6. Buy Cute Workout Outfits
This sounds lame and superficial, but buying clothes you're excited to wear really does make working out more fun. It's inspiring in a weird way. The good news is that you don't need to blow your whole paycheck. You don't have to spend $100 on see-through designer leggings if you don't want to (although if you do, go for it!). Cheaper stores offer lots of options, and you can find plenty of tanks and bras for less than $20.
7. Make Running More Comfortable
Running outside is intimidating to a lot of people because it can be rough. It's not easy to jog down the street and have to deal with outdoor conditions as well as your own body screaming in pain. It's also hard to handle a phone (for music and general safety), earbuds, and a water bottle. And depending on the temperature, it's hard to stay warm, although it's mainly hard to stay cool. Find accessories and ways to make yourself feel as comfortable as possible.

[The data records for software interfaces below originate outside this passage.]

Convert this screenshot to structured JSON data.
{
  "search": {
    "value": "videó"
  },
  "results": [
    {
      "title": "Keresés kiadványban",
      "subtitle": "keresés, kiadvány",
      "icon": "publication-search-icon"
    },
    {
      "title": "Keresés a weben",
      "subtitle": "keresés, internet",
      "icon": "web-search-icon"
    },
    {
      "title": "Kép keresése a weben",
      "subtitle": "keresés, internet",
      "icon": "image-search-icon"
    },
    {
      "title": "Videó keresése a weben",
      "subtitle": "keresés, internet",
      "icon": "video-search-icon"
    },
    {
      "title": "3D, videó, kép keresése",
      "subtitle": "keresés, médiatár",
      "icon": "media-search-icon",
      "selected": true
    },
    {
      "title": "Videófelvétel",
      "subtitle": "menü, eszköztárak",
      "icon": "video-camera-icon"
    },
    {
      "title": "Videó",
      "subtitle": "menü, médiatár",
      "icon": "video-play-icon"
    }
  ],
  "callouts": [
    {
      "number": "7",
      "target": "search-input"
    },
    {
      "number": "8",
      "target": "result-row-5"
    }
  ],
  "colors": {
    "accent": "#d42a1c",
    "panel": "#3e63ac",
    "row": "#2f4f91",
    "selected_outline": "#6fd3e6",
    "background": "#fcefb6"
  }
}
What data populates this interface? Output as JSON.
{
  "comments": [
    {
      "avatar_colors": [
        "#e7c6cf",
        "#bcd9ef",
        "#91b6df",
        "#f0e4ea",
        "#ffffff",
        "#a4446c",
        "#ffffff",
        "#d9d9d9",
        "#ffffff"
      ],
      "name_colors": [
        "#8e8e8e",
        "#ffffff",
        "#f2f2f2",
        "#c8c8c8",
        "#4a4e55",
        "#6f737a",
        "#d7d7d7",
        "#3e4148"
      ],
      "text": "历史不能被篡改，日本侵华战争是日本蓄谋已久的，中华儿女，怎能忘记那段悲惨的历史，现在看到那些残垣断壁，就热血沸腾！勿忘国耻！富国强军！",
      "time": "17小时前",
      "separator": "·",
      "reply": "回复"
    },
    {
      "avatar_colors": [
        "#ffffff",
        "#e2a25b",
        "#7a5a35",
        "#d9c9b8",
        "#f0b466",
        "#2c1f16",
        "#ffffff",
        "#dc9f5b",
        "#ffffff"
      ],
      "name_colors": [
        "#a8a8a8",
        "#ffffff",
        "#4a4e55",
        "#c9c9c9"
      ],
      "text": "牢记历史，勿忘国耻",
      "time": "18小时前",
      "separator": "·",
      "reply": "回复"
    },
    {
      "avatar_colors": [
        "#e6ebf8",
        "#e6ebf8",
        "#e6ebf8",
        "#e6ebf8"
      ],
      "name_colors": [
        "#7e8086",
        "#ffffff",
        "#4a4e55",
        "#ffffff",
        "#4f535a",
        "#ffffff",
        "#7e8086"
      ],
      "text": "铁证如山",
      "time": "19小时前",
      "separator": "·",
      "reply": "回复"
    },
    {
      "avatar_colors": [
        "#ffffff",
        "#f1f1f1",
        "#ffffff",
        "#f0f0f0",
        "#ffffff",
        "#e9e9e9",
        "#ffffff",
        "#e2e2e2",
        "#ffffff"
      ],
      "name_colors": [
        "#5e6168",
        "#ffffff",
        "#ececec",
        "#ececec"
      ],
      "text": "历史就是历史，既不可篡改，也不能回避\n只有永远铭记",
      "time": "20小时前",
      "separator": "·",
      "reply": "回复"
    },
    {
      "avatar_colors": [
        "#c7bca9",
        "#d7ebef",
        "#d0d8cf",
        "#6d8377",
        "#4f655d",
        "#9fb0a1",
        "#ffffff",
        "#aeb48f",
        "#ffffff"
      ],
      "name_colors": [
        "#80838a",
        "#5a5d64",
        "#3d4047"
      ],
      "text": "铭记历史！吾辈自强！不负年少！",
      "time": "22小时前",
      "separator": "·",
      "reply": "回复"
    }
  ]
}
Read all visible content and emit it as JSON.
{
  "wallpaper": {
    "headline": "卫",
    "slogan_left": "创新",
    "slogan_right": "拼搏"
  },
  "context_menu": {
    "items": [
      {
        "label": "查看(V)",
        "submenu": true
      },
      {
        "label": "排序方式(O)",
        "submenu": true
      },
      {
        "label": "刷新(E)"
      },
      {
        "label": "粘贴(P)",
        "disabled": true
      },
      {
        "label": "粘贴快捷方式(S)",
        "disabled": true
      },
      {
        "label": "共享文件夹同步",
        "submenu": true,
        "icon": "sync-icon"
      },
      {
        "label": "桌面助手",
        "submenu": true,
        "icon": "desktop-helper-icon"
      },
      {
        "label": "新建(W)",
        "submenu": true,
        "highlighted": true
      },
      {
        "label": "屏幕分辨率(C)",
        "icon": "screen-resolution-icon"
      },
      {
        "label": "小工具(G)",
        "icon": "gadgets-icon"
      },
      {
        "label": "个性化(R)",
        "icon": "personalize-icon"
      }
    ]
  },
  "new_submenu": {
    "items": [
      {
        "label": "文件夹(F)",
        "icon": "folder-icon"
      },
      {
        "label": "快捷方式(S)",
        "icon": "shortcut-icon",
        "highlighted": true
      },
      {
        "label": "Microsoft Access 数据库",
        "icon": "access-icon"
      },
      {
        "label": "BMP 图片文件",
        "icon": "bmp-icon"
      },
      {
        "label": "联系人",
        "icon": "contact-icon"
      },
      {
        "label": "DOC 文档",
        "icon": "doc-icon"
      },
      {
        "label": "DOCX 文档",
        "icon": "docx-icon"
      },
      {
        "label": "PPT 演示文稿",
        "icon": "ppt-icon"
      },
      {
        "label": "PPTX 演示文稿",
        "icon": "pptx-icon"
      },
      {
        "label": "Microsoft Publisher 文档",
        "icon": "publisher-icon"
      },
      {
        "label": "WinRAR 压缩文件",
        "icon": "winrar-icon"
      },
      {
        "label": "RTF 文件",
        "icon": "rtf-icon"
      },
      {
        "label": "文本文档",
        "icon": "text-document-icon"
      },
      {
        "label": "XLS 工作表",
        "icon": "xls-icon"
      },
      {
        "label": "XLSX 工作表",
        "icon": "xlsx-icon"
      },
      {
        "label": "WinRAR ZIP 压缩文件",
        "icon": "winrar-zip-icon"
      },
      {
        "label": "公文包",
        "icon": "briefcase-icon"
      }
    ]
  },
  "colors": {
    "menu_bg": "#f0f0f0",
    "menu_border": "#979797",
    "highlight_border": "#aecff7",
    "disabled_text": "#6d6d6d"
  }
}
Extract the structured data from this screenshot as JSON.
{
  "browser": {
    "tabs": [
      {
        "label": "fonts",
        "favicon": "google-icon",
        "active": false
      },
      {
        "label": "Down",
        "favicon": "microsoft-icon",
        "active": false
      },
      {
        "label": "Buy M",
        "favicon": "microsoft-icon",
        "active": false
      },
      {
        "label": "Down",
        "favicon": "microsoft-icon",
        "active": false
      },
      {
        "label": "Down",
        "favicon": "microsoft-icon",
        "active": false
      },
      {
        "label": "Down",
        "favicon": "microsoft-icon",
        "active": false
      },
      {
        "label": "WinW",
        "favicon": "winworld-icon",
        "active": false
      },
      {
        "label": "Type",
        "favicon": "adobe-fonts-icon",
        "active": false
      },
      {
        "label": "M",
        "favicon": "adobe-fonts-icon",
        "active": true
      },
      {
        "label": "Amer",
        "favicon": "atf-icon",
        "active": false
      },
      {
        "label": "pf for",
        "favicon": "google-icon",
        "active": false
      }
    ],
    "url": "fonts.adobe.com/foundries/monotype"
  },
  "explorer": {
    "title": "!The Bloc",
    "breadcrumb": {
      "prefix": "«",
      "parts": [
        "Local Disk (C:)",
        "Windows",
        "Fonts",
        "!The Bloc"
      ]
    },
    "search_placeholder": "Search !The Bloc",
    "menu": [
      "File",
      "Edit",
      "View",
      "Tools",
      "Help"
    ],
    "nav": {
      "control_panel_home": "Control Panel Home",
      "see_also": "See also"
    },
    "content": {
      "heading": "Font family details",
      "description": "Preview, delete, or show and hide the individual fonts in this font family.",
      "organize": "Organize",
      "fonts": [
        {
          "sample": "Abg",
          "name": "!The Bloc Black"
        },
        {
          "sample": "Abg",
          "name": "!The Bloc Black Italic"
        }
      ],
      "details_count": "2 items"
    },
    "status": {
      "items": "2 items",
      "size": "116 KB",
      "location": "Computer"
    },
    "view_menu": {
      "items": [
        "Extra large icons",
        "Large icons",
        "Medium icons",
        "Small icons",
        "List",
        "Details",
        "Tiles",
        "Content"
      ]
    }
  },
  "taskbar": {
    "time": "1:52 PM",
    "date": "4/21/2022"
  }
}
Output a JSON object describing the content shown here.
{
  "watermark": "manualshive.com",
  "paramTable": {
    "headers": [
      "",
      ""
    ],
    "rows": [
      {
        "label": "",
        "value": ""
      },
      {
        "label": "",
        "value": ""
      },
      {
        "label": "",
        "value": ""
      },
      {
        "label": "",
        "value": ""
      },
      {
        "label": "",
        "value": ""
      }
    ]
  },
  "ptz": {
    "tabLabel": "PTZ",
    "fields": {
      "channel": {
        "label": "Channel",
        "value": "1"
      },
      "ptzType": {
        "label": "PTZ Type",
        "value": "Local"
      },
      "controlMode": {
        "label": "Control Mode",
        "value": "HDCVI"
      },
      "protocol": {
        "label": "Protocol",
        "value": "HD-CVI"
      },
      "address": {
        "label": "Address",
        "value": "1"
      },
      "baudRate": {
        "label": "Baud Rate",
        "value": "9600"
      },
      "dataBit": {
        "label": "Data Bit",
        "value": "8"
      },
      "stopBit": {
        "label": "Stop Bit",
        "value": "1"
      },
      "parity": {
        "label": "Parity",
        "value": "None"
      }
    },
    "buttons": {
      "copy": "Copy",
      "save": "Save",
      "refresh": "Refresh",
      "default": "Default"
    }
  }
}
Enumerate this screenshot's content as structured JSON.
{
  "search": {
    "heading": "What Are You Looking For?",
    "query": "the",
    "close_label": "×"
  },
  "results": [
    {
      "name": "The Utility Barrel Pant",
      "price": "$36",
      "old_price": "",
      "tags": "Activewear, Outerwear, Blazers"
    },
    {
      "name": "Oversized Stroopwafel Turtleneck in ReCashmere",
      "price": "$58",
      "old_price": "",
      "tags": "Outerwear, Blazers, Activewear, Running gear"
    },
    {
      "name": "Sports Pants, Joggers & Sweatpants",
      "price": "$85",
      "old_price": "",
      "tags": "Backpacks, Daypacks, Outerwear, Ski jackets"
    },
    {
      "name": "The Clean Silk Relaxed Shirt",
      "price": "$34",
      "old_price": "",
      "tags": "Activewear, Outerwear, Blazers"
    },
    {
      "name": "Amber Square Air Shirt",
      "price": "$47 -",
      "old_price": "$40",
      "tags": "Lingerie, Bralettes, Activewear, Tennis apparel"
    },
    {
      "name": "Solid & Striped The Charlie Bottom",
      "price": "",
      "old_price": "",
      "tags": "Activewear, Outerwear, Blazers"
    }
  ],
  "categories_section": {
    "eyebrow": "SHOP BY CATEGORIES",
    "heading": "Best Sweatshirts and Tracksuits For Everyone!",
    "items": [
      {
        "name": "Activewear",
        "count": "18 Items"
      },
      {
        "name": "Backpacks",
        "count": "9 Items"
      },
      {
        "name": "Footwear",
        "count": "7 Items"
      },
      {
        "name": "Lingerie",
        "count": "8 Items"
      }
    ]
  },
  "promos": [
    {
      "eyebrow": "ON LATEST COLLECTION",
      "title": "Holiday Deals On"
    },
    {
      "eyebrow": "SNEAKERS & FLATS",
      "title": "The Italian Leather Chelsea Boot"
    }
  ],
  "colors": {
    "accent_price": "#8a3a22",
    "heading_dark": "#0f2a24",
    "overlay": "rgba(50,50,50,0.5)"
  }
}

My personal suggestions? I carry my phone in a fitness belt that looks like a little fanny pack, but is way more comfortable and so easy to manage. Unlike an arm band, it can also hold a key and money as well. I use sports earbuds because regular ones fall out. Lastly, I always start out chilly in terms of clothing. Running makes you hot, and trust me: you'd rather be a little cold than sweating everything out.
8. Listen To Your Body
Beginning runners (I still consider myself a beginner) and anyone who doesn't feel super sure on their feet need to listen to their body the whole time. There's a difference between pushing yourself and over-exerting yourself, and you have to be careful. I generally know when my body can keep going and when I have to pause. Sometimes you might make a goal of running for 10 straight minutes, but then you get to minute six, and you feel like you're going to pass out. If the pain is bad, it's OK to pause and walk for a bit until you feel better. Pushing yourself too hard isn't fun.
9. Do Other Exercises Throughout The Week That Aren't Running
It's easy to get bored of running so much after a while. This is the reason you should supplement your running with other kinds of workouts. I like to do yoga most mornings, spin once a week, and strength training when I have time. It makes me feel more inspired and keeps running fresh. You can choose to maybe run once or twice a week, hit the gym two days a week, or choose anything else that strikes your fancy.
10. Give Yourself Goals
As someone who doesn't feel like an athletic person, I know how simple it can be to psych yourself out. But instead of comparing yourself to your friend who has been running since she was 12-years-old and can lap you easily, make your own goals. Your goals can be really tiny: for example, whenever I'm feeling extra tired, I push myself to at least make it to the end of the song I'm listening to, and if I'm still feeling exhausted, I can start walking then. Whatever it is, it feels really good when you make that goal — and that will keep you coming back for more.
11. Remember You Are Not An Expert, So Stop Being Hard On Yourself
It's important to remember that you are not an expert or a world-class runner. Having expectations that are too high will lead you to feel disappointed in yourself. Instead, embrace small victories, like the fact that you ran even just once in a week. Don't be so hard on yourself! The minute you start taking this too seriously is when it becomes more of a boring chore than something enjoyable.
Images: lechatnoir/E+/Getty Images; Giphy